It now means that planned changes to Momentum’s structure, which the leadership had hoped to be rubberstamped by members, now face a fraught path to passage.

Adding to the organisation’s difficulties is the expected capture of James Schneider by the leader’s office. Schneider, who appears widely on television and radio as the public face of Momentum and is well-liked by journalists, has an offer on the table to join Jeremy Corbyn’s team at Westminster as a junior to Seumas Milne.

The move, while a coup for Corbyn, is one that Momentum – and some of Corbyn’s allies in the trade union movement – are keen to resist. Taking a job in the leader’s office would reduce still further the numbers of TV-friendly loyalists who can go on the airwaves and defend the leadership. There is frustration among the leader’s office that as well as Diane Abbott and John McDonnell, who are both considered to be both polished media performers and loyalists, TV bookers turn to Ken Livingstone, who is retired and unreliable, and Paul Mason, about whom opinions are divided within Momentum. Some regard Mason as a box office performer who needs a bigger role, others as a liability.

But all are agreed that Schneider’s expected departure will weaken the media presence of Corbyn loyalists and also damage Momentum. Schneider has spent much of his time not wrangling journalists but mediating in local branches and is regarded as instrumental in the places “where Momentum is working well” in the words of one trade unionist. (Cornwall is regarded as a particular example of what the organisation should be aiming towards)

It comes at a time when Momentum’s leadership is keen to focus both on its external campaigns but the struggle for control in the Labour party. Although Corbyn has never been stronger within the party, no Corbynite candidate has yet prevailed in a by-election, with the lack of available candidates at a council level regarded as part of the problem. Councilors face mandatory reselection as a matter of course, and the hope is that a bumper crop of pro-Corbyn local politicians will go on to form the bulk of the talent pool for vacant seats in future by-elections and in marginal seats at the general election.
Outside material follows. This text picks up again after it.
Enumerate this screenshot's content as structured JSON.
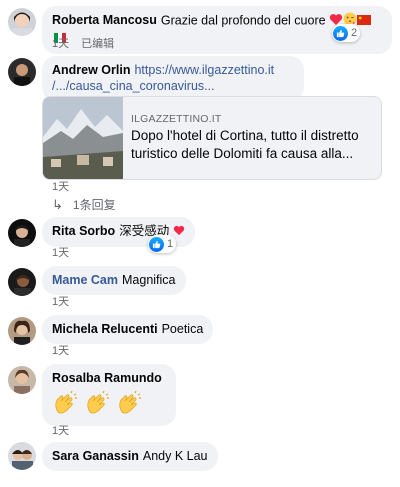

But at present, a draining internal battle is sapping Momentum of much of its vitality. But Lansman retains two trump cards. The first is that as well as being the founder of the organisation, he is its de facto owner: the data from Jeremy Corbyn’s leadership campaigns, without which much of the organisation could not properly run, is owned by a limited company of which he is sole director. But “rolling it up and starting again” is very much the nuclear option, that would further delay the left’s hopes of consolidating its power base in the party.

The second trump card, however, is the tribalism of many of the key players at a local level, who will resist infiltration by groups to Labour’s left just as fiercely as many on the right. As one veteran of both Corbyn’s campaigns reflected: “If those who have spent 20 years attacking our party think they have waiting allies in the left of Labour, they are woefully mistaken”. 

Stephen Bush is special correspondent at the New Statesman. His daily briefing, Morning Call, provides a quick and essential guide to British politics.